*** Raw data

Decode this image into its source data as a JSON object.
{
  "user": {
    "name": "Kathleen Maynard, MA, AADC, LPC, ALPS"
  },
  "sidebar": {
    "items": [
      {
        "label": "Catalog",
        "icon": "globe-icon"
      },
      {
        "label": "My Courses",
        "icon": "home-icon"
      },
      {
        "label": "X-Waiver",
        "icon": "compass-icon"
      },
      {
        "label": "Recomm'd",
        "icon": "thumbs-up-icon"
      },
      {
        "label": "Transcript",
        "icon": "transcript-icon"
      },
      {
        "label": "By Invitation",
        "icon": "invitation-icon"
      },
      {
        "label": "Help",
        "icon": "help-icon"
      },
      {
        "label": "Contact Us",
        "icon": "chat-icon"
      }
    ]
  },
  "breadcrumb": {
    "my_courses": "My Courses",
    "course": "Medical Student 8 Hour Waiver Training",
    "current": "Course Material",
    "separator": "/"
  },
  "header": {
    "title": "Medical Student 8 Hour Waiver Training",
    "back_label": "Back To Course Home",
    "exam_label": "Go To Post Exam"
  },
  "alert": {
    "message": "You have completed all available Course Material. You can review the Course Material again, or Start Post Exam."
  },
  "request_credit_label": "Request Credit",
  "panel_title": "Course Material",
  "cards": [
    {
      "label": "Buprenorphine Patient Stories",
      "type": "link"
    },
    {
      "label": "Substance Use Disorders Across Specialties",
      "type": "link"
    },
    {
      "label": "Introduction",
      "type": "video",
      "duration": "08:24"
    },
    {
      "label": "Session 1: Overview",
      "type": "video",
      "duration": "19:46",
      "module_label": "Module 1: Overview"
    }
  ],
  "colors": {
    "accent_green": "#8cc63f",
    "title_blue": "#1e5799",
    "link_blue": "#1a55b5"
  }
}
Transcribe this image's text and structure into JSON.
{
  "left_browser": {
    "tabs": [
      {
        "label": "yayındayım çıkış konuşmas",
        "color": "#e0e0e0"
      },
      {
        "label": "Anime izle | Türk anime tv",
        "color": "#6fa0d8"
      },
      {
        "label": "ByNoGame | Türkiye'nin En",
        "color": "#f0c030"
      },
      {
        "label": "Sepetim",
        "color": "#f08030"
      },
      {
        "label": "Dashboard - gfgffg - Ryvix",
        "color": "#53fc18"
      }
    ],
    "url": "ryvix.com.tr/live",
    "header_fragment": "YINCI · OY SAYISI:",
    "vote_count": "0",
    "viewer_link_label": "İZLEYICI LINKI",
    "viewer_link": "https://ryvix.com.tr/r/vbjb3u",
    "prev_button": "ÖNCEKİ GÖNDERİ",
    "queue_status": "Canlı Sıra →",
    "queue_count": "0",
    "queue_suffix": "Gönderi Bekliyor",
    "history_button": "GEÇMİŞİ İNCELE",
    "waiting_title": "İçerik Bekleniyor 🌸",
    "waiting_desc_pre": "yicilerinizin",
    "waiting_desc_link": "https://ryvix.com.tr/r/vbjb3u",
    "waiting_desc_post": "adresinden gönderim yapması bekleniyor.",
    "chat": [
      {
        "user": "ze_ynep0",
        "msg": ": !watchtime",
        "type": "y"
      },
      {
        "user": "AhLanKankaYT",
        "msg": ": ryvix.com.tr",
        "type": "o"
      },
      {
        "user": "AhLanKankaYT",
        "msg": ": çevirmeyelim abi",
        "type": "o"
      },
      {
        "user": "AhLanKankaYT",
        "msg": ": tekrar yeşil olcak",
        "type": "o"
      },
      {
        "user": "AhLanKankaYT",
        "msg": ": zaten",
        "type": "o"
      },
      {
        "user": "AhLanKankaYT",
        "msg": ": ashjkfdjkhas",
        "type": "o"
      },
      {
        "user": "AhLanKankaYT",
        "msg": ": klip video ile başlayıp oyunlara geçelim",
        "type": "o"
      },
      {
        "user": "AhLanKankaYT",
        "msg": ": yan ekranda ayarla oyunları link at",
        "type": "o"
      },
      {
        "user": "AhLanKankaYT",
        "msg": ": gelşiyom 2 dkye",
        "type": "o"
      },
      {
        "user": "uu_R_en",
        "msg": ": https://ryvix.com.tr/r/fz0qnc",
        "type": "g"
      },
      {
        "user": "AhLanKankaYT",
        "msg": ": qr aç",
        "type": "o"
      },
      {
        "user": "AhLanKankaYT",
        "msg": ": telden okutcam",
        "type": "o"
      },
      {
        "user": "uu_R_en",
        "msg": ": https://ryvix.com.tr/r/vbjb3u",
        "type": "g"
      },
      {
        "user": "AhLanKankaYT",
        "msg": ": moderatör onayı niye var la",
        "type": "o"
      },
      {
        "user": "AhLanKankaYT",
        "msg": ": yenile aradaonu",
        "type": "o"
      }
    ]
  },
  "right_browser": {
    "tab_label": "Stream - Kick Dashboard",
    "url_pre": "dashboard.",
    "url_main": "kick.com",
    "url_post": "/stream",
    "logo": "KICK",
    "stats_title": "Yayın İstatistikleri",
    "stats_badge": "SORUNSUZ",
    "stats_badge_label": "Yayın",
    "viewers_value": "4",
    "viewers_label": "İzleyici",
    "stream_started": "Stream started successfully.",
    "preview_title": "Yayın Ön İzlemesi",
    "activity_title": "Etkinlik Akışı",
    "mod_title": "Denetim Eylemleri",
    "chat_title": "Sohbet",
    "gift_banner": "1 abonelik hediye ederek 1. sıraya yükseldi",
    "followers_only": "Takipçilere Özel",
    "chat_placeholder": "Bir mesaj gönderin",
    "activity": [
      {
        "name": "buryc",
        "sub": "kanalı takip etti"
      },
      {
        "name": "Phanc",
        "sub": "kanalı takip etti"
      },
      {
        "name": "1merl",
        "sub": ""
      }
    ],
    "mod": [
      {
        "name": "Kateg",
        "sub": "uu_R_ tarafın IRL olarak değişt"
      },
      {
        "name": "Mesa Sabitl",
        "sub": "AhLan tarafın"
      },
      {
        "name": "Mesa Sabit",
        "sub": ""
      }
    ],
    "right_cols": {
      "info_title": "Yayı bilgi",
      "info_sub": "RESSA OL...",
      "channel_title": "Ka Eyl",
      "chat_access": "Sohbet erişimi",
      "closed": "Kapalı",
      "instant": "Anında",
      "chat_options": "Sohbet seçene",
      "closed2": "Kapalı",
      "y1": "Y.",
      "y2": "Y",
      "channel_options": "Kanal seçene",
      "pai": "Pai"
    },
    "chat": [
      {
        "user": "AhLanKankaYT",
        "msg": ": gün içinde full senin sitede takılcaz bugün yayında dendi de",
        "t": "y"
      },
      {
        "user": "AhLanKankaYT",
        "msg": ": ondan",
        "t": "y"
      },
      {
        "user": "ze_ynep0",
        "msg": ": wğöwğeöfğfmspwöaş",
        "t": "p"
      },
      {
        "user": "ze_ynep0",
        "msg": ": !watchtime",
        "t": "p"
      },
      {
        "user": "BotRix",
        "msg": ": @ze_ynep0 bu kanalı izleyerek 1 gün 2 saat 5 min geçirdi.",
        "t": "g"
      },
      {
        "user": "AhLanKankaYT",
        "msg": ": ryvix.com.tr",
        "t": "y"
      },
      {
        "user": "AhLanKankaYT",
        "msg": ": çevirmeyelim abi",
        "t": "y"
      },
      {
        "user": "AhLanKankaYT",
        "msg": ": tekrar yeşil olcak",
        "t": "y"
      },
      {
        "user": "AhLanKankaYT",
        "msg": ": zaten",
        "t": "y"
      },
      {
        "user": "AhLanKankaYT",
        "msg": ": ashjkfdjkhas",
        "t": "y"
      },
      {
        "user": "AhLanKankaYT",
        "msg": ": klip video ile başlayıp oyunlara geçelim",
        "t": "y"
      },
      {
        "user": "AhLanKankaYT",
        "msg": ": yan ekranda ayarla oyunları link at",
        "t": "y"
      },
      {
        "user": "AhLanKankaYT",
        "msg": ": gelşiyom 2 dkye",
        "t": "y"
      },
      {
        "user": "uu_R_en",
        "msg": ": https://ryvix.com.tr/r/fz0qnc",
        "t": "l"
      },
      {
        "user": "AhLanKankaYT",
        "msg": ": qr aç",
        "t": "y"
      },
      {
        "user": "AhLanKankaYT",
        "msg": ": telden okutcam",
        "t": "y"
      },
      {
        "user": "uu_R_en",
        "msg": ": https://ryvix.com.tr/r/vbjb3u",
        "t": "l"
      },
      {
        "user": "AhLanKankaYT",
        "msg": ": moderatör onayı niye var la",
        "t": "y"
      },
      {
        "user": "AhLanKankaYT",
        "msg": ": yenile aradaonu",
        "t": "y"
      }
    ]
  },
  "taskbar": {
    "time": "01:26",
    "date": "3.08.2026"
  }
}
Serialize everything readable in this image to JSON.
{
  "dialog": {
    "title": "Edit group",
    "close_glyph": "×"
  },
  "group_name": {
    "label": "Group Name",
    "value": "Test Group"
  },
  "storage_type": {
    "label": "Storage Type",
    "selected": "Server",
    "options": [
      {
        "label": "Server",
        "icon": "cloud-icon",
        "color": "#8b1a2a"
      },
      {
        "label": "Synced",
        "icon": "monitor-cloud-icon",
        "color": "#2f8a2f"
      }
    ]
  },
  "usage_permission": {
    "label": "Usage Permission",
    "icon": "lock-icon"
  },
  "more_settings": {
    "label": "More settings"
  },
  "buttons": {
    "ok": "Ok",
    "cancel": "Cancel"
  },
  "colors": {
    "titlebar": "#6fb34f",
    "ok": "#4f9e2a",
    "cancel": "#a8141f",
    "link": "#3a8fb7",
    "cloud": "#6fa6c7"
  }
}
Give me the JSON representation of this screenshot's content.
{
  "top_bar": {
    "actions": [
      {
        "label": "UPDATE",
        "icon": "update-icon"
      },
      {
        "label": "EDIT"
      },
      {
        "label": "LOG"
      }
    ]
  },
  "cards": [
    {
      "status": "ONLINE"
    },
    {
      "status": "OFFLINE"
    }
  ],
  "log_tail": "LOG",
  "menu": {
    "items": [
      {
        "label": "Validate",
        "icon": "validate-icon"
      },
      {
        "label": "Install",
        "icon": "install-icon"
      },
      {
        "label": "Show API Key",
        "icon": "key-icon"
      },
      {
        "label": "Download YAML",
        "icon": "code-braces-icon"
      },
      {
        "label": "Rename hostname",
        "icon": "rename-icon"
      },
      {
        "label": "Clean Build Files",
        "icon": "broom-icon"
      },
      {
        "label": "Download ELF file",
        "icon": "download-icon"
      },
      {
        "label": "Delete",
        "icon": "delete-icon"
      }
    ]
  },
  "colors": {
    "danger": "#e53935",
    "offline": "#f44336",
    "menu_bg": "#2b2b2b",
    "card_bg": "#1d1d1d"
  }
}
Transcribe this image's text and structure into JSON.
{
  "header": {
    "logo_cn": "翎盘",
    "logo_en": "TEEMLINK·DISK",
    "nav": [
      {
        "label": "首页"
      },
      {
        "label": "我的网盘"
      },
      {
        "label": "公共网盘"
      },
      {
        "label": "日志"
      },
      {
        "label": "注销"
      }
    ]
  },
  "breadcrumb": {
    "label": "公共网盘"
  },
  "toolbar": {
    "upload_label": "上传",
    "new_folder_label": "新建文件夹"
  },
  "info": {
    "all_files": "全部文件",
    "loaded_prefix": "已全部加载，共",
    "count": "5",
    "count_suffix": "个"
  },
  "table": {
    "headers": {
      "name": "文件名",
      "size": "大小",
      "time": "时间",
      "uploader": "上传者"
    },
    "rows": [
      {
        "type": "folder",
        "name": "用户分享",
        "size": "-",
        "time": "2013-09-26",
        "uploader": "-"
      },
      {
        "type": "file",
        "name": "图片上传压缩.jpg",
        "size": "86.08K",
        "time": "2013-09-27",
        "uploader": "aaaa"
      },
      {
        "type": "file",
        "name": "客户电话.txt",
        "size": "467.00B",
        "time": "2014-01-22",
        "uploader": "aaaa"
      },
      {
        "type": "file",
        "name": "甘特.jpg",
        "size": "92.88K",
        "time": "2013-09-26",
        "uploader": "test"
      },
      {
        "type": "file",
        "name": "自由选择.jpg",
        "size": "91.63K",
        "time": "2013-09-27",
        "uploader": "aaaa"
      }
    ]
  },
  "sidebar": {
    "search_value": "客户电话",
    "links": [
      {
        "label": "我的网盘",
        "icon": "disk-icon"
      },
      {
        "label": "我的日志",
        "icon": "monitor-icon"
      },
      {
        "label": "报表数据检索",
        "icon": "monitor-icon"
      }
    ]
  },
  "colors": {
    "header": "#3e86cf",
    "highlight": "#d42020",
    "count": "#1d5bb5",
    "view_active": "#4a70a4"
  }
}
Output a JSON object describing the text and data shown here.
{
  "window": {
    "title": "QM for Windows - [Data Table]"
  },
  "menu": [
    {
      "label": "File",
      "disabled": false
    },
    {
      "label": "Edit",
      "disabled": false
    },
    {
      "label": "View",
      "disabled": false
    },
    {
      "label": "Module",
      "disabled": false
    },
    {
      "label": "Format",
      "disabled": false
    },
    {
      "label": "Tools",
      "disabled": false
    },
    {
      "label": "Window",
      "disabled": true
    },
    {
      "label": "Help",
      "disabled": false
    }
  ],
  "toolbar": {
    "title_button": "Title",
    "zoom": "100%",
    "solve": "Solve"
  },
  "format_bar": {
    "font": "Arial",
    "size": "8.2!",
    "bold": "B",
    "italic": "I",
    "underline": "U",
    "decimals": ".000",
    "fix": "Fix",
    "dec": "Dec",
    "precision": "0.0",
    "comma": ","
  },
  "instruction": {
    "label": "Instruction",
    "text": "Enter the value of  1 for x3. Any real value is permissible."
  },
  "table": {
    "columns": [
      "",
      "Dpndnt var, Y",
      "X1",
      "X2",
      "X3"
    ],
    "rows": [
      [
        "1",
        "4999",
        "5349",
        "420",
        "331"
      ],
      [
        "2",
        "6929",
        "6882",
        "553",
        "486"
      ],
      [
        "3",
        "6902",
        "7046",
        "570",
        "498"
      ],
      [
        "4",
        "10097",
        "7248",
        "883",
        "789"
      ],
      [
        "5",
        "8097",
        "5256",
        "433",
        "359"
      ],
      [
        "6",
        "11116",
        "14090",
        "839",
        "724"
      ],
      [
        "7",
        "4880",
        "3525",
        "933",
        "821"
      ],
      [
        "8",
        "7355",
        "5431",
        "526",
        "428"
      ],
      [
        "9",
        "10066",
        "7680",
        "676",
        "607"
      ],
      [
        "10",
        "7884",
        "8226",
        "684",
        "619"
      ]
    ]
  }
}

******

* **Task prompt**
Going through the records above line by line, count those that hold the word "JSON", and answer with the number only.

* **Response area**
6